Read the data that follows. Then repeat it exactly.

::: Source material :::

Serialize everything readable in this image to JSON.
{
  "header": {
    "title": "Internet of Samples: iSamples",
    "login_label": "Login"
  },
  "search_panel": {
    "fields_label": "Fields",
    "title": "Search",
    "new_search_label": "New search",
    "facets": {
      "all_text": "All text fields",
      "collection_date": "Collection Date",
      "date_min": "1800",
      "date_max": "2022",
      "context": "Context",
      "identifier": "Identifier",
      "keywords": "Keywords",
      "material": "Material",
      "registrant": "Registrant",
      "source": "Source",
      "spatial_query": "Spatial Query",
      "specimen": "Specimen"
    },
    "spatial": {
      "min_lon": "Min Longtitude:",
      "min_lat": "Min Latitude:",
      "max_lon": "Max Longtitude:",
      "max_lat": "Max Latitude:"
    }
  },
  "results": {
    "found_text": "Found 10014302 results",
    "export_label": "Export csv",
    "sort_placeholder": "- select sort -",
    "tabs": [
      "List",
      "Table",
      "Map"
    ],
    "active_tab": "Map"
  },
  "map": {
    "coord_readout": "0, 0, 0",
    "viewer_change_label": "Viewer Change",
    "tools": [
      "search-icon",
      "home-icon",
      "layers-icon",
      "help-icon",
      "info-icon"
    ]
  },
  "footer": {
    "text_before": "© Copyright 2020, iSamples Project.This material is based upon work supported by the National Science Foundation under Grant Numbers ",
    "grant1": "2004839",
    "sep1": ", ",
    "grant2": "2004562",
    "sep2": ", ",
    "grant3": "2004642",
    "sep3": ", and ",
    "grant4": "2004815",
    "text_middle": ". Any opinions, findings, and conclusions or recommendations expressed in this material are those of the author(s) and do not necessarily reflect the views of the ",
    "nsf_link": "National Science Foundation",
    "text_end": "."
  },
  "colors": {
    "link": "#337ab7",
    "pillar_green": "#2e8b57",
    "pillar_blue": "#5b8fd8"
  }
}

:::

Reply ->
Serialize everything readable in this image to JSON.
{
  "header": {
    "title": "Internet of Samples: iSamples",
    "login_label": "Login"
  },
  "search_panel": {
    "fields_label": "Fields",
    "title": "Search",
    "new_search_label": "New search",
    "facets": {
      "all_text": "All text fields",
      "collection_date": "Collection Date",
      "date_min": "1800",
      "date_max": "2022",
      "context": "Context",
      "identifier": "Identifier",
      "keywords": "Keywords",
      "material": "Material",
      "registrant": "Registrant",
      "source": "Source",
      "spatial_query": "Spatial Query",
      "specimen": "Specimen"
    },
    "spatial": {
      "min_lon": "Min Longtitude:",
      "min_lat": "Min Latitude:",
      "max_lon": "Max Longtitude:",
      "max_lat": "Max Latitude:"
    }
  },
  "results": {
    "found_text": "Found 10014302 results",
    "export_label": "Export csv",
    "sort_placeholder": "- select sort -",
    "tabs": [
      "List",
      "Table",
      "Map"
    ],
    "active_tab": "Map"
  },
  "map": {
    "coord_readout": "0, 0, 0",
    "viewer_change_label": "Viewer Change",
    "tools": [
      "search-icon",
      "home-icon",
      "layers-icon",
      "help-icon",
      "info-icon"
    ]
  },
  "footer": {
    "text_before": "© Copyright 2020, iSamples Project.This material is based upon work supported by the National Science Foundation under Grant Numbers ",
    "grant1": "2004839",
    "sep1": ", ",
    "grant2": "2004562",
    "sep2": ", ",
    "grant3": "2004642",
    "sep3": ", and ",
    "grant4": "2004815",
    "text_middle": ". Any opinions, findings, and conclusions or recommendations expressed in this material are those of the author(s) and do not necessarily reflect the views of the ",
    "nsf_link": "National Science Foundation",
    "text_end": "."
  },
  "colors": {
    "link": "#337ab7",
    "pillar_green": "#2e8b57",
    "pillar_blue": "#5b8fd8"
  }
}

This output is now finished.